How ecological assessments can benefit from engagement with Indigenous and local knowledge

Part of a new Special Feature, Informing decision‐making with Indigenous and local knowledge and science, Pamela McElwee and colleagues look at the important role of Indigenous and local knowledge in initiatives such as the Intergovernmental Science-Policy Platform on Biodiversity and Ecosystem Services Global Assessment. Interest in Indigenous and local knowledge (ILK) has been growing, but not everyone knows what ILK is or how it can … Continue reading How ecological assessments can benefit from engagement with Indigenous and local knowledge

New study reveals rarity of the Spirit Bear and gaps in their protection in Canada’s Great Bear Rainforest

In their latest research, Service and colleagues map the distribution and frequency of the ‘Spirit bear’ allele to support conservation planning of these culturally important phenotypic variants.

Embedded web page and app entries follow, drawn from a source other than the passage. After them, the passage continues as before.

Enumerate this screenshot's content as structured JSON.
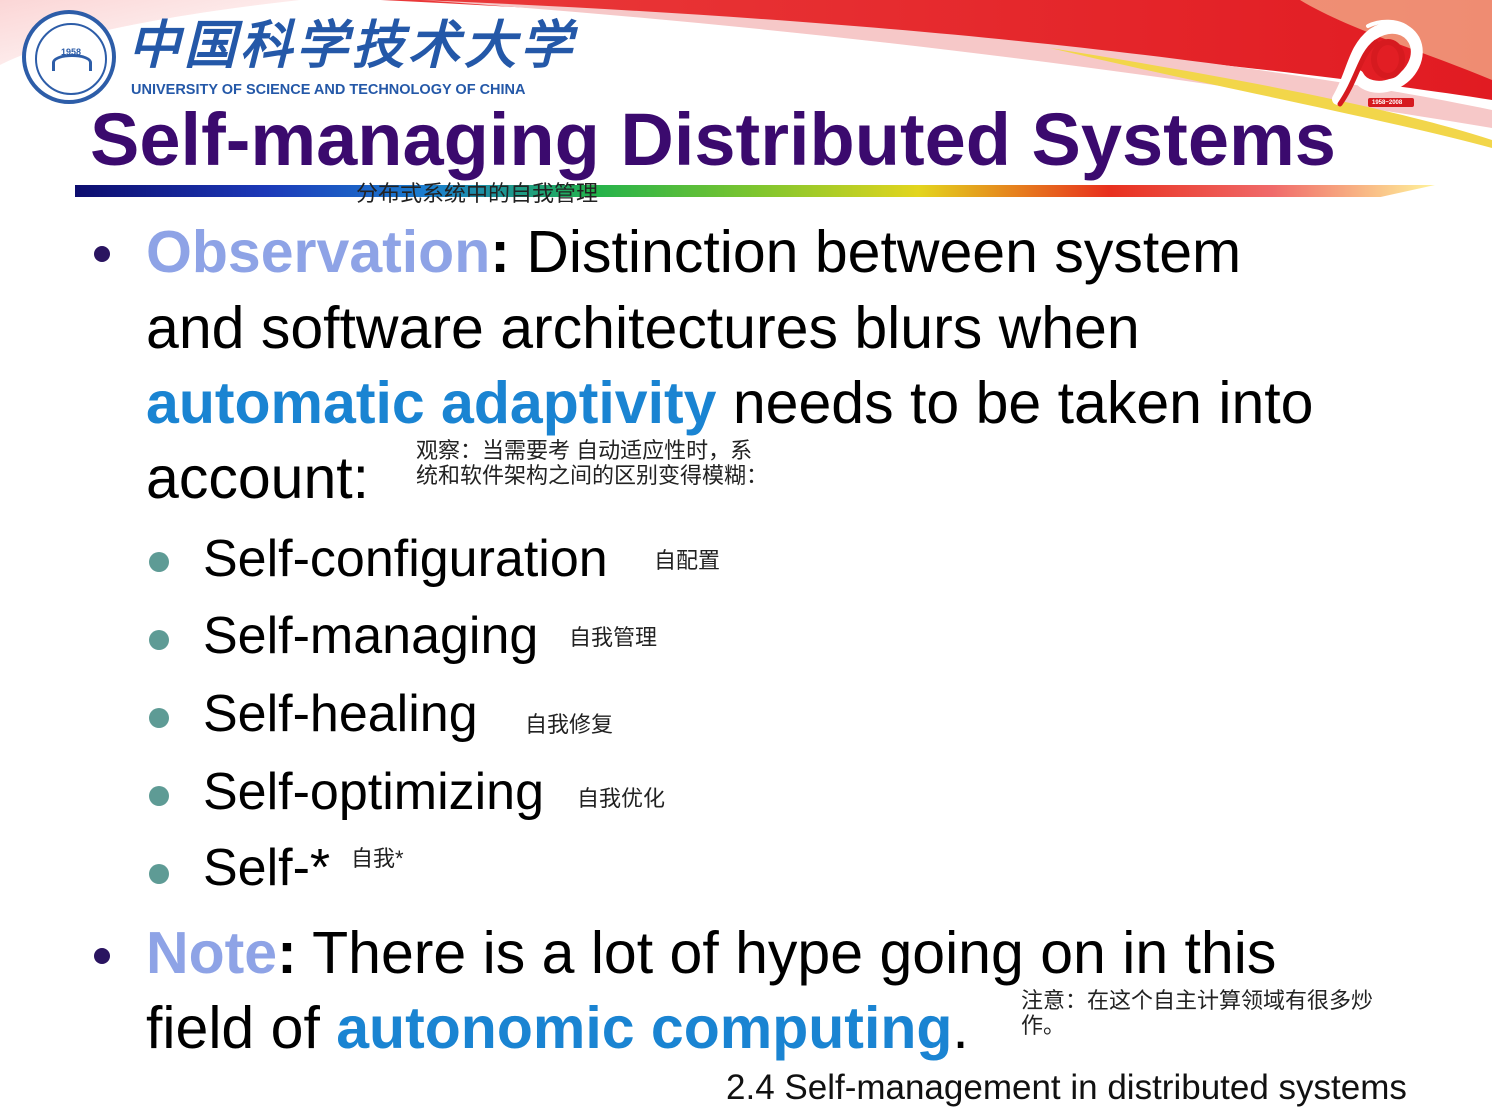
{
  "header": {
    "logo_cn": "中国科学技术大学",
    "logo_en": "UNIVERSITY OF SCIENCE AND TECHNOLOGY OF CHINA",
    "seal_year": "1958",
    "anniversary_years": "1958~2008",
    "icons": [
      "university-seal-icon",
      "50th-anniversary-emblem-icon"
    ]
  },
  "title": "Self-managing Distributed Systems",
  "title_cn": "分布式系统中的自我管理",
  "colors": {
    "title": "#3b0a6e",
    "keyword_light": "#8ea3e6",
    "keyword_blue": "#1a84d2",
    "header_red": "#e3242b",
    "logo_blue": "#2458a8"
  },
  "observation": {
    "label": "Observation",
    "colon": ":",
    "text1": " Distinction between system",
    "text2": "and software architectures blurs when",
    "highlight": "automatic adaptivity",
    "text3": " needs to be taken into",
    "text4": "account:",
    "cn_note_line1": "观察：当需要考   自动适应性时，系",
    "cn_note_line2": "统和软件架构之间的区别变得模糊："
  },
  "subitems": [
    {
      "label": "Self-configuration",
      "cn": "自配置"
    },
    {
      "label": "Self-managing",
      "cn": "自我管理"
    },
    {
      "label": "Self-healing",
      "cn": "自我修复"
    },
    {
      "label": "Self-optimizing",
      "cn": "自我优化"
    },
    {
      "label": "Self-*",
      "cn": "自我*"
    }
  ],
  "note": {
    "label": "Note",
    "colon": ":",
    "text1": " There is a lot of hype going on in this",
    "text2": "field of ",
    "highlight": "autonomic computing",
    "period": ".",
    "cn_line1": "注意：在这个自主计算领域有很多炒",
    "cn_line2": "作。"
  },
  "footer": "2.4 Self-management in distributed systems"
}
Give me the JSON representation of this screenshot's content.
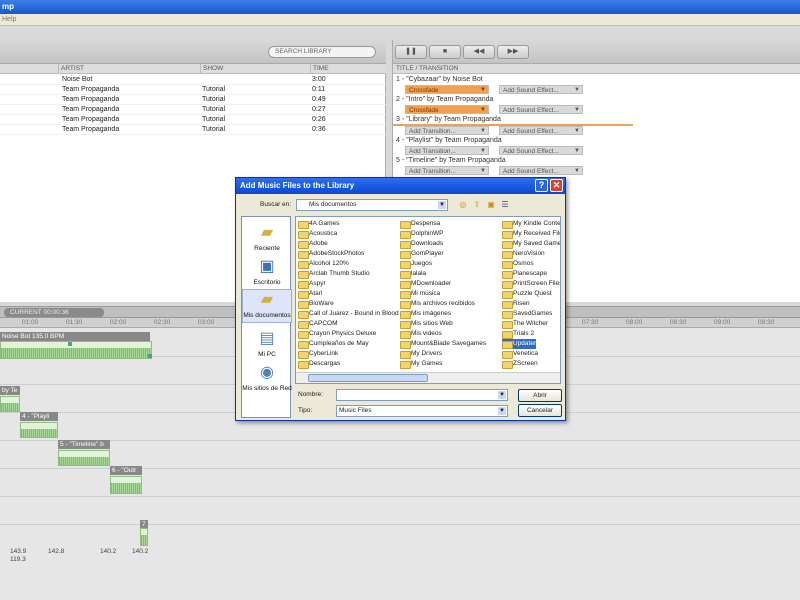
{
  "window": {
    "title": "mp",
    "menu": "Help"
  },
  "library": {
    "search_placeholder": "SEARCH LIBRARY",
    "columns": [
      "ARTIST",
      "SHOW",
      "TIME"
    ],
    "rows": [
      {
        "artist": "Noise Bot",
        "show": "",
        "time": "3:00"
      },
      {
        "artist": "Team Propaganda",
        "show": "Tutorial",
        "time": "0:11"
      },
      {
        "artist": "Team Propaganda",
        "show": "Tutorial",
        "time": "0:49"
      },
      {
        "artist": "Team Propaganda",
        "show": "Tutorial",
        "time": "0:27"
      },
      {
        "artist": "Team Propaganda",
        "show": "Tutorial",
        "time": "0:26"
      },
      {
        "artist": "Team Propaganda",
        "show": "Tutorial",
        "time": "0:36"
      }
    ]
  },
  "playlist": {
    "header": "TITLE / TRANSITION",
    "entries": [
      {
        "title": "1 - \"Cybazaar\" by Noise Bot",
        "transition": "Crossfade",
        "sound": "Add Sound Effect..."
      },
      {
        "title": "2 - \"Intro\" by Team Propaganda",
        "transition": "Crossfade",
        "sound": "Add Sound Effect..."
      },
      {
        "title": "3 - \"Library\" by Team Propaganda",
        "transition": "Add Transition...",
        "sound": "Add Sound Effect..."
      },
      {
        "title": "4 - \"Playlist\" by Team Propaganda",
        "transition": "Add Transition...",
        "sound": "Add Sound Effect..."
      },
      {
        "title": "5 - \"Timeline\" by Team Propaganda",
        "transition": "Add Transition...",
        "sound": "Add Sound Effect..."
      }
    ]
  },
  "timeline": {
    "current": "CURRENT 00:00:36",
    "ticks": [
      "01:00",
      "01:30",
      "02:00",
      "02:30",
      "03:00",
      "07:30",
      "08:00",
      "08:30",
      "09:00",
      "09:30"
    ],
    "clip1": "Noise Bot 135.0 BPM",
    "clip2": "by Te",
    "clip3": "4 - \"Playli",
    "clip4": "5 - \"Timeline\" b",
    "clip5": "6 - \"Outr",
    "clip6": "7",
    "bpm": [
      "143.9",
      "119.3",
      "142.8",
      "140.2",
      "140.2"
    ]
  },
  "dialog": {
    "title": "Add Music Files to the Library",
    "look_in_label": "Buscar en:",
    "look_in_value": "Mis documentos",
    "places": [
      "Reciente",
      "Escritorio",
      "Mis documentos",
      "Mi PC",
      "Mis sitios de Red"
    ],
    "files_col1": [
      "4A Games",
      "Acoustica",
      "Adobe",
      "AdobeStockPhotos",
      "Alcohol 120%",
      "Arclab Thumb Studio",
      "Aspyr",
      "Atari",
      "BioWare",
      "Call of Juarez - Bound in Blood",
      "CAPCOM",
      "Crayon Physics Deluxe",
      "Cumpleaños de May",
      "CyberLink",
      "Descargas"
    ],
    "files_col2": [
      "Despensa",
      "DolphinWP",
      "Downloads",
      "GomPlayer",
      "Juegos",
      "lalala",
      "MDownloader",
      "Mi música",
      "Mis archivos recibidos",
      "Mis imágenes",
      "Mis sitios Web",
      "Mis videos",
      "Mount&Blade Savegames",
      "My Drivers",
      "My Games"
    ],
    "files_col3": [
      "My Kindle Conten",
      "My Received Files",
      "My Saved Games",
      "NeroVision",
      "Osmos",
      "Planescape",
      "PrintScreen Files",
      "Puzzle Quest",
      "Risen",
      "SavedGames",
      "The Witcher",
      "Trials 2",
      "Updater",
      "Venetica",
      "ZScreen"
    ],
    "name_label": "Nombre:",
    "type_label": "Tipo:",
    "type_value": "Music Files",
    "open_label": "Abrir",
    "cancel_label": "Cancelar"
  }
}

Author Christina Service shares her team’s findings below. Continue reading New study reveals rarity of the Spirit Bear and gaps in their protection in Canada’s Great Bear Rainforest

Are biologists just “tourists with binoculars”? Exploring the knowing-doing gap in tropical countries

Today’s post is a fascinating perspective on the knowing-doing gap from Anne Toomey. Anne also has her own blog: Science and the Community – Adventures in the Bolivian Amazon. In a recent issue of Journal of Applied Ecology, editor Philip Hulme wrote a piece on the increasingly discussed knowing-doing gap, in which there is a “clear mismatch between ecological knowledge generated by researchers and that … Continue reading Are biologists just “tourists with binoculars”? Exploring the knowing-doing gap in tropical countries